The Biden administration has entered office with a whirlwind of activity. “Whole government” initiatives and executive orders on racial inequality and climate change are married with an ambitious covid-19 relief plan. There are briefings galore, with both experts and White House press secretary Jennifer Psaki, who on Wednesday gave us a peek into the sort of salesmanship the administration is employing to gain bipartisan support. The president, the vice president, the director of the National Economic Council, the domestic policy director, the chief of staff and the legislative affairs team are talking to individual lawmakers, the Problem Solvers Caucus, relevant committee members, mayors, governors and more to seek consensus on a covid-19 plan. There is no room for downtime, let alone complacency in this White House.
To many, it is stunning to see such energy, urgency and activity coming from the White House. Whereas Republicans are loath to even acknowledge crises for fear of indicting their own former president’s performance, Democrats have plans, executive orders and bills to address dozens of problems, not to mention a fleet of nominees waiting to get started.
And what are Republicans doing? Well, over in the Senate, Minority Leader Mitch McConnell (R-Ky.) took days to agree on an organizing resolution to get the new session underway. The vast majority of Senate Republicans said they do not want to have a trial to hold the instigator of a violent insurrection accountable. . . . They are stalling on the confirmation of a new homeland security secretary. They have no alternative relief package for covid-19. Most of their time seems to be absorbed whining about “censorship” or claiming Democrats are being “divisive.” They are offering no response to any of the multiple crises we face (e.g., climate change, the economy, health care, racial justice, domestic terrorism). Their “big idea” is to wait and see if the pandemic and economy get worse.
For years, the Republican Party has not been about policy or governance. It is certainly not about encouraging voting or expanding its party to reach new demographics. Instead, it has become a select club of malcontents. It has created a self-perpetuating grievance machine designed to further inflame their base.
Why do Republicans even want to hold power? Aside from appointing judges, the Senate has accomplished virtually nothing of significance since the 2017 tax cut. While running for reelection, the former president was continually stumped when asked what he would do in his second term.
The party’s antagonism toward the federal government has now morphed into hostility toward truth and governing at all. Its agenda is a list of buzzwords and lies to justify why it should do nothing (Climate hoax! Socialism!), culminating in the mother of all incendiary messages: the Big Lie that the election was stolen. The GOP seems to exist solely to promote resentment and to engage in performance art for intellectually dishonest and vapid right-wing media.
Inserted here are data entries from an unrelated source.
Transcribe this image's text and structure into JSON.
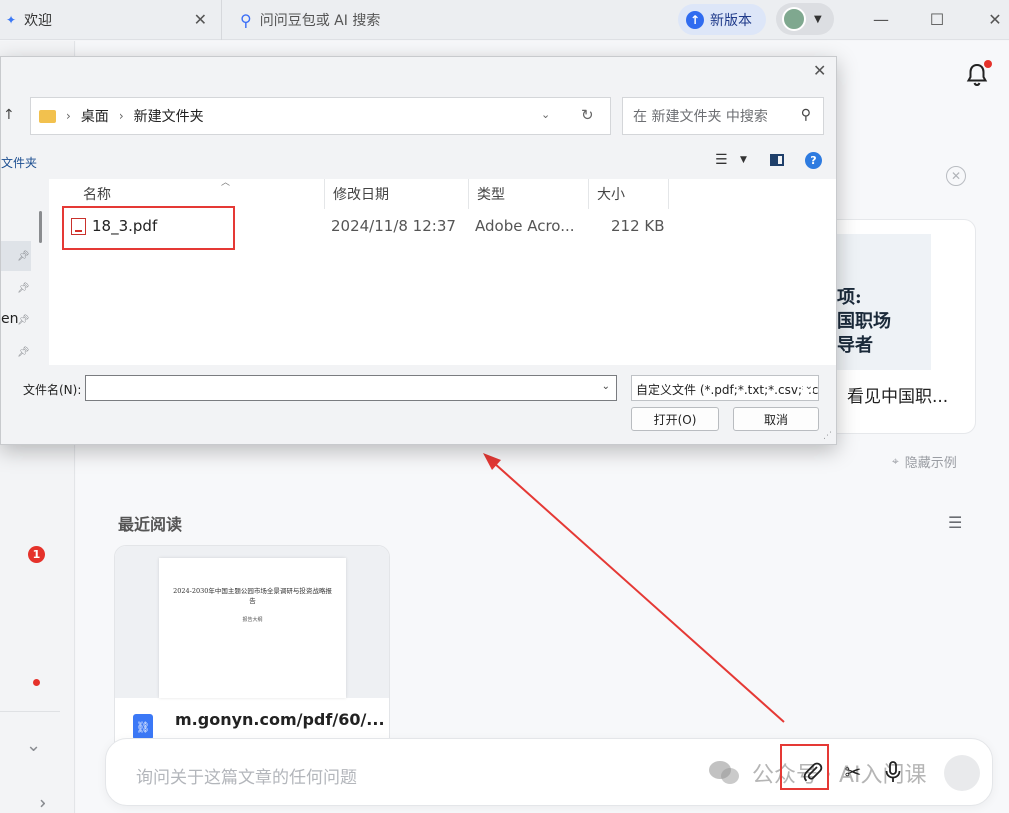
{
  "tabs": {
    "welcome_label": "欢迎",
    "search_label": "问问豆包或 AI 搜索"
  },
  "header": {
    "new_version_label": "新版本"
  },
  "sidebar": {
    "badge_count": "1"
  },
  "examples": {
    "card_title": "看见中国职...",
    "card_thumb_text": "项:\n国职场\n导者",
    "hide_label": "隐藏示例"
  },
  "recent": {
    "section_title": "最近阅读",
    "items": [
      {
        "page_title": "2024-2030年中国主题公园市场全景调研与投资战略报告",
        "page_subtitle": "报告大纲",
        "url": "m.gonyn.com/pdf/60/..."
      }
    ]
  },
  "ask": {
    "placeholder": "询问关于这篇文章的任何问题",
    "watermark": "公众号 · AI入门课"
  },
  "dialog": {
    "breadcrumbs": [
      "桌面",
      "新建文件夹"
    ],
    "search_placeholder": "在 新建文件夹 中搜索",
    "new_folder_label": "文件夹",
    "nav_partial_label": "en",
    "columns": [
      "名称",
      "修改日期",
      "类型",
      "大小"
    ],
    "files": [
      {
        "name": "18_3.pdf",
        "date": "2024/11/8 12:37",
        "type": "Adobe Acro...",
        "size": "212 KB"
      }
    ],
    "filename_label": "文件名(N):",
    "filename_value": "",
    "filter_value": "自定义文件 (*.pdf;*.txt;*.csv;*.c",
    "open_label": "打开(O)",
    "cancel_label": "取消"
  },
  "colors": {
    "accent": "#2f6bf0",
    "annotation_red": "#e53935",
    "badge_red": "#e5322b"
  }
}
Maybe Republicans should give up running for office altogether because they have no interest in policy or governing. They can cut out the time-consuming task of showing up for their day jobs and devote all their time to what really drives them — raising money, stoking anger, tweeting and appearing on right-wing media. . . .